(Dataset entries)
——

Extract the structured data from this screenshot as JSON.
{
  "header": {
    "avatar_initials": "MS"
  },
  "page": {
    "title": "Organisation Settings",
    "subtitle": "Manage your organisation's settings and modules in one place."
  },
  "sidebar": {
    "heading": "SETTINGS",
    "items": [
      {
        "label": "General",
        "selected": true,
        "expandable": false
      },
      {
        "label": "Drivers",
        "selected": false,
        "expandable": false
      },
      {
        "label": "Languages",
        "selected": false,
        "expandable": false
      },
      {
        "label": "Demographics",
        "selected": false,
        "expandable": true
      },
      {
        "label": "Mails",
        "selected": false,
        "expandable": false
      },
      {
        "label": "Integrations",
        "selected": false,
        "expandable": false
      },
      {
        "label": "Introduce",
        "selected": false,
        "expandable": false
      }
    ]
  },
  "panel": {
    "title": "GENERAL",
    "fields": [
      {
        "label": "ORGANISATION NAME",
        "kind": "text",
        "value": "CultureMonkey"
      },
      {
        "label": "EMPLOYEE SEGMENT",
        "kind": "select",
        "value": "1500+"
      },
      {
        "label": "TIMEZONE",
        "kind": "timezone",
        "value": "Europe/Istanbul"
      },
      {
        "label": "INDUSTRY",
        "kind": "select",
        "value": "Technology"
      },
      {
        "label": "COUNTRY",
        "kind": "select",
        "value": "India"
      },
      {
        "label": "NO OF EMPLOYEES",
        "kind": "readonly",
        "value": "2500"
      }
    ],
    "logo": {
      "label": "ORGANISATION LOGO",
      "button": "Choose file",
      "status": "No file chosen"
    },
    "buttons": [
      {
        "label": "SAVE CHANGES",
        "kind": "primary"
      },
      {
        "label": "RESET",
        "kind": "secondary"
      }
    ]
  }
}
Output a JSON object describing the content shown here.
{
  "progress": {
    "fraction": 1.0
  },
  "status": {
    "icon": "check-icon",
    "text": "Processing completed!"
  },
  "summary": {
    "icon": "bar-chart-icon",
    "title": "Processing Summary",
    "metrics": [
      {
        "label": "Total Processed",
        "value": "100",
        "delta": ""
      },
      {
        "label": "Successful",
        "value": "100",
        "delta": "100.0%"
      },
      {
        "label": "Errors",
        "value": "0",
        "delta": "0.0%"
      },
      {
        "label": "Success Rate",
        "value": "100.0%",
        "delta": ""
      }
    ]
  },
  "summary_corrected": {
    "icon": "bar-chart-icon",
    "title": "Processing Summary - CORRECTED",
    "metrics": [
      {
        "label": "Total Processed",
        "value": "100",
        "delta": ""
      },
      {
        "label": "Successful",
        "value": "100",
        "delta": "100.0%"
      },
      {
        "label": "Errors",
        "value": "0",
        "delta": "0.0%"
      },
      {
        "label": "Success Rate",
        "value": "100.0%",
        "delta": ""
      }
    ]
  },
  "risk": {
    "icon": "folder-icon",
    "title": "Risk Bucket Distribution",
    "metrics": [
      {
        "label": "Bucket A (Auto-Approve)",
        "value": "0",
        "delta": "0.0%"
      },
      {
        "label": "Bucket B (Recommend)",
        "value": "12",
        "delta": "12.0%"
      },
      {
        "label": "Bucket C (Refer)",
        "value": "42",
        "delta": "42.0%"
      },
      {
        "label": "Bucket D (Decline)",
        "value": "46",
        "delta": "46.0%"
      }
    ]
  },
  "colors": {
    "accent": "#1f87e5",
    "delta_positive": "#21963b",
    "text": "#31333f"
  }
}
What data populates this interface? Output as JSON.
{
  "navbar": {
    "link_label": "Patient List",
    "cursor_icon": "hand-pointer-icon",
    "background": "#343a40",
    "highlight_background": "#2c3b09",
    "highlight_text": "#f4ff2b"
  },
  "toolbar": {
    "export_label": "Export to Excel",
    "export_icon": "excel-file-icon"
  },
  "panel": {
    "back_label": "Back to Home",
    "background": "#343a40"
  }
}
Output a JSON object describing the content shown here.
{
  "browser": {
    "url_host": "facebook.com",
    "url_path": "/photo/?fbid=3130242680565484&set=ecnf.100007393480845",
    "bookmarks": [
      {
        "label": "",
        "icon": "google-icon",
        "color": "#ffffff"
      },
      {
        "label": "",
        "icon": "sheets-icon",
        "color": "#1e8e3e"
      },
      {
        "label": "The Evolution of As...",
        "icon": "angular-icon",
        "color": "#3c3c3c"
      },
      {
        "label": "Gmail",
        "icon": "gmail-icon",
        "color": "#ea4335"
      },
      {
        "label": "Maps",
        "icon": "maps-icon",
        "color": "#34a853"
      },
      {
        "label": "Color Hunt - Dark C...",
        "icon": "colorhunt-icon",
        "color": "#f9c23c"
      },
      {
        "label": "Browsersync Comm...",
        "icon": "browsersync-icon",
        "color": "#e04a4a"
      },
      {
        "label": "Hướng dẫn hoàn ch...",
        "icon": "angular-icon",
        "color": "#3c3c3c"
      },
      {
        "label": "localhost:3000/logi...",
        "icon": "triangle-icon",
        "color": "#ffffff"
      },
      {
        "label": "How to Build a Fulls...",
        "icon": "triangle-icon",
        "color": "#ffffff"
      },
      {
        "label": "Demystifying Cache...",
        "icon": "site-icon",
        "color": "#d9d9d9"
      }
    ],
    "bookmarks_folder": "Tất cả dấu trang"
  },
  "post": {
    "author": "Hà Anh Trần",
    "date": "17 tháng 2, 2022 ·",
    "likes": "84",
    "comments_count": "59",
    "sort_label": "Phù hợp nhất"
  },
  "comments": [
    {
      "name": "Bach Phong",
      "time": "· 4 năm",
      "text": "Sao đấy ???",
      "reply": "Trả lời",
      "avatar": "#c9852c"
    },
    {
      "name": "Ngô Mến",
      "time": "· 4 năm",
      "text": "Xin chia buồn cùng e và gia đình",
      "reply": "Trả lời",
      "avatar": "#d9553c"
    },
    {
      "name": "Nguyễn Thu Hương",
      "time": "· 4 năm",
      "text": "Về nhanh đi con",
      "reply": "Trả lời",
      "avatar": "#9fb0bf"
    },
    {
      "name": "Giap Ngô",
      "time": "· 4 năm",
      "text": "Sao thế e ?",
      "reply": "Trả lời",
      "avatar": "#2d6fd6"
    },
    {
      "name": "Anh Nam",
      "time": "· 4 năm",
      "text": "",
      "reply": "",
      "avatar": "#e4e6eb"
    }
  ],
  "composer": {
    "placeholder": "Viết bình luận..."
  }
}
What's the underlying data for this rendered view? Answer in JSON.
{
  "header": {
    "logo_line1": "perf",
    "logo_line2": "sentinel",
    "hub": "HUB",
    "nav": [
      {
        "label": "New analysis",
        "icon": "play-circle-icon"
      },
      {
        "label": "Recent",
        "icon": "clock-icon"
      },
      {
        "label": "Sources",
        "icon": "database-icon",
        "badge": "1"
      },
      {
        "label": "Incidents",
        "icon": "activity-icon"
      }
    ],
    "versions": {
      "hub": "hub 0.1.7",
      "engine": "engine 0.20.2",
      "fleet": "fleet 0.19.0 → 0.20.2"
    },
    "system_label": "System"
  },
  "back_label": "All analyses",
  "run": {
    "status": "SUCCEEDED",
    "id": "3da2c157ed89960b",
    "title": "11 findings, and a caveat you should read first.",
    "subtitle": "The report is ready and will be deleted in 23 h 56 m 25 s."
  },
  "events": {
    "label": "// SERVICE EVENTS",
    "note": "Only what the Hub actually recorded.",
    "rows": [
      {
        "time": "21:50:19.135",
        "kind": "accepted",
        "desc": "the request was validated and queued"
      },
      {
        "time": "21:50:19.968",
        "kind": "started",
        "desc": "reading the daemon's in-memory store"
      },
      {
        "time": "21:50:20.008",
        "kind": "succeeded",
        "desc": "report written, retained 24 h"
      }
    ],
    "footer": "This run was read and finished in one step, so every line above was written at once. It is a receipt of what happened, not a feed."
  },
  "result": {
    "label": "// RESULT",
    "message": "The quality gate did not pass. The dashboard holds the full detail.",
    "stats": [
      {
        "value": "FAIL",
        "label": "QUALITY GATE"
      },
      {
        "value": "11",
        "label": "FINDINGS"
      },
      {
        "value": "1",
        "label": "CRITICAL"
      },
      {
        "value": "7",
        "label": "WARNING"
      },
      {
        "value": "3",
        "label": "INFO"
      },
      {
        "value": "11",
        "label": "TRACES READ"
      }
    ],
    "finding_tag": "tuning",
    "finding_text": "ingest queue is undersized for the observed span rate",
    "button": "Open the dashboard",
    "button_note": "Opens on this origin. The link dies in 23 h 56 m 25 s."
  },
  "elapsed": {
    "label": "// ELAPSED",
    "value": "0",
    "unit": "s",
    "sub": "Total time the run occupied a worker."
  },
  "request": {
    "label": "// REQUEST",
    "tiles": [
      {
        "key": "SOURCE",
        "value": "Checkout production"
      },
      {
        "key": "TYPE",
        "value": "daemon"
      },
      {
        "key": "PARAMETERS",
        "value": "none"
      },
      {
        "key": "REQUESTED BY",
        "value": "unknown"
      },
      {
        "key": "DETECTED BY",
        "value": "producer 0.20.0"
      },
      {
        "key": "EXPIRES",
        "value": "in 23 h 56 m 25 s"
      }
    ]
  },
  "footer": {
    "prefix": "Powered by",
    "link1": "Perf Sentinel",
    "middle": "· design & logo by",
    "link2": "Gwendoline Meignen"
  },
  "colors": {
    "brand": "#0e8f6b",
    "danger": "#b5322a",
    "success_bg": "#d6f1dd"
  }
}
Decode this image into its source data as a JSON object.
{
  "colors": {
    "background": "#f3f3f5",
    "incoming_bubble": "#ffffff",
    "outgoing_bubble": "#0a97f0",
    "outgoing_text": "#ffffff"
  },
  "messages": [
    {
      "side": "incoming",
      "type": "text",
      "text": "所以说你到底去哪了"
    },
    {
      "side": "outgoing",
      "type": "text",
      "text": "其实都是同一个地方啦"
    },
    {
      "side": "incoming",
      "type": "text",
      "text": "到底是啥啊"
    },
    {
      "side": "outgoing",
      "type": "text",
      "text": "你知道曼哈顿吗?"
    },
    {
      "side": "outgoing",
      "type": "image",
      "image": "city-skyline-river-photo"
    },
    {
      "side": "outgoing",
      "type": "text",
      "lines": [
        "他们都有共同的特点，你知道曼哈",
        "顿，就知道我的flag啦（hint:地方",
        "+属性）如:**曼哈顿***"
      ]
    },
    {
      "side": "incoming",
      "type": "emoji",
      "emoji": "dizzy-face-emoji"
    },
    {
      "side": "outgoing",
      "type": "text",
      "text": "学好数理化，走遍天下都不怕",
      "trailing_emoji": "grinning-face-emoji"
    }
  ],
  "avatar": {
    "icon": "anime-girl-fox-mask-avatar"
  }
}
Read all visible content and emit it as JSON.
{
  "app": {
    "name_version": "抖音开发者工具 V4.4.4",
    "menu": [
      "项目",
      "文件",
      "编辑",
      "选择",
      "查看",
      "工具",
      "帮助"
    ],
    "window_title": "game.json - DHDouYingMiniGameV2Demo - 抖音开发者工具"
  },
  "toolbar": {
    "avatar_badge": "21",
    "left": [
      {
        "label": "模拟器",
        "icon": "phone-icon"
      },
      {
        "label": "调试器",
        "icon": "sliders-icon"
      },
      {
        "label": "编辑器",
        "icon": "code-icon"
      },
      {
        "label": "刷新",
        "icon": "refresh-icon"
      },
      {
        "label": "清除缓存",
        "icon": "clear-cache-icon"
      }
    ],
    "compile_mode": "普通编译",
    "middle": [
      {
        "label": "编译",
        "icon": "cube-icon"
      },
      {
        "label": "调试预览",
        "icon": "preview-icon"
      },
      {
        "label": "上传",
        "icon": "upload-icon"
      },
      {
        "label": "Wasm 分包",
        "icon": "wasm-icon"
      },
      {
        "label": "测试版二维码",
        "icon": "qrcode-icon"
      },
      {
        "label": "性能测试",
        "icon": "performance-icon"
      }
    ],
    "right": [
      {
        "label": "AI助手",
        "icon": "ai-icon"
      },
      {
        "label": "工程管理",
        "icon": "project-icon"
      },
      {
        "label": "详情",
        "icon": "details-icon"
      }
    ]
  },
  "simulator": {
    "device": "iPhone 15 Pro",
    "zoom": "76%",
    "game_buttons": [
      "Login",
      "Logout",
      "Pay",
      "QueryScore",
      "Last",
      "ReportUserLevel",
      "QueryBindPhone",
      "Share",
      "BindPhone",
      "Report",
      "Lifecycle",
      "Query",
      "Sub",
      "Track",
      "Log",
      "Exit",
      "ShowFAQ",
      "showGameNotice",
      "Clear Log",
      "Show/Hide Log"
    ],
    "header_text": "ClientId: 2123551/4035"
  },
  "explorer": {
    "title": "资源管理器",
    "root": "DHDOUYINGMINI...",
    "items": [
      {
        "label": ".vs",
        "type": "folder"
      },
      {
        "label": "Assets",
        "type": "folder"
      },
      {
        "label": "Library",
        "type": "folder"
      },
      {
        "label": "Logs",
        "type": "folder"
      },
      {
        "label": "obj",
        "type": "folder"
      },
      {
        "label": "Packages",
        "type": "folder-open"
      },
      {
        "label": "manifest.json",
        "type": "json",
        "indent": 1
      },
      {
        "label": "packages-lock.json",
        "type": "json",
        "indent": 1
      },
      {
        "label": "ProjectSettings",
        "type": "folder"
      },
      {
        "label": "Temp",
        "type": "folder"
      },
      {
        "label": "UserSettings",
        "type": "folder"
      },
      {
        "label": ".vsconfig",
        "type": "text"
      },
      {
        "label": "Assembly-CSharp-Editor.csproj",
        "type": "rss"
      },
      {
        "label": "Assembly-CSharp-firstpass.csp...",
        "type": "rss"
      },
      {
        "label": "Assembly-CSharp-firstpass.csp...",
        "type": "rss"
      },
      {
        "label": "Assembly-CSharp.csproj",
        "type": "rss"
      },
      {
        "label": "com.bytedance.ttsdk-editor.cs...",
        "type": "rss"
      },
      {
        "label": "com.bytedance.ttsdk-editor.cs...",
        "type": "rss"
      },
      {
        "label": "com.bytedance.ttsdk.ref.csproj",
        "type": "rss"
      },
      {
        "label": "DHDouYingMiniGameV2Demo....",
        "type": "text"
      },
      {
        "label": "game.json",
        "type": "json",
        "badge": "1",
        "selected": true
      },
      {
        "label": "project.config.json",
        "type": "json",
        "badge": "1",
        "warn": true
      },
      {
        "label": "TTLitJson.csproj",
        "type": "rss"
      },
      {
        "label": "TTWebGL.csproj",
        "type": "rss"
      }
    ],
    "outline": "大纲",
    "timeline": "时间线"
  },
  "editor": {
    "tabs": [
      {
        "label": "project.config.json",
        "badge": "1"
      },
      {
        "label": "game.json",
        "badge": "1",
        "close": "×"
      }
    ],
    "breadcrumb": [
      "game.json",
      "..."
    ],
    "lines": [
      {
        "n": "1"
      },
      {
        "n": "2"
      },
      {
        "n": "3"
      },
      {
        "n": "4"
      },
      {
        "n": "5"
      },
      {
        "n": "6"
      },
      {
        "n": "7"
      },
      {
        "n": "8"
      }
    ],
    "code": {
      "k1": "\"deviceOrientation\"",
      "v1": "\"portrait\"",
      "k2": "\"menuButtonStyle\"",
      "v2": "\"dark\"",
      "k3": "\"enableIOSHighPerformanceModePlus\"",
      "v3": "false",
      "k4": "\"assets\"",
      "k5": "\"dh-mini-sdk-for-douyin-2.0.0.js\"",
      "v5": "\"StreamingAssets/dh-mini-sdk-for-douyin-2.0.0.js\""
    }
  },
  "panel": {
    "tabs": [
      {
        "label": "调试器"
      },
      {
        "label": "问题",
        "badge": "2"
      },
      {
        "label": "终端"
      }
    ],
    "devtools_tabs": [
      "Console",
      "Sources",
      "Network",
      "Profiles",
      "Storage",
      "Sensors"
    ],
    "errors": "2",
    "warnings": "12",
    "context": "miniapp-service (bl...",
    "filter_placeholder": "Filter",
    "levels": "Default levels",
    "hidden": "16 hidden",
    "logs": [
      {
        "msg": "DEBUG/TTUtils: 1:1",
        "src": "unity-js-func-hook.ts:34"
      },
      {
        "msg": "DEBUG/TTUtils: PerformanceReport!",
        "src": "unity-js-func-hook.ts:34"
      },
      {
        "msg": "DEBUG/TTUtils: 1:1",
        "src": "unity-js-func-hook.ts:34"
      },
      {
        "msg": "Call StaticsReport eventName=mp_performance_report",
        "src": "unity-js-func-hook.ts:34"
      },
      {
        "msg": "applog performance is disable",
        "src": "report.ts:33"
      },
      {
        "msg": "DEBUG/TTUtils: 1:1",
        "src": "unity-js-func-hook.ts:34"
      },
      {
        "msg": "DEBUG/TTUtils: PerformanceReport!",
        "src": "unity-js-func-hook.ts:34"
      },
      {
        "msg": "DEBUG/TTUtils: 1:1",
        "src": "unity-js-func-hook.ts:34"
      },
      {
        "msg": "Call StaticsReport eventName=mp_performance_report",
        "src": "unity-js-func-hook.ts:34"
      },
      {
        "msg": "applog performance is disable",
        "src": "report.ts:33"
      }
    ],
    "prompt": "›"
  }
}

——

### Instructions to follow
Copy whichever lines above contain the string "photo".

### Solved exercise
    "url_path": "/photo/?fbid=3130242680565484&set=ecnf.100007393480845",
      "image": "city-skyline-river-photo"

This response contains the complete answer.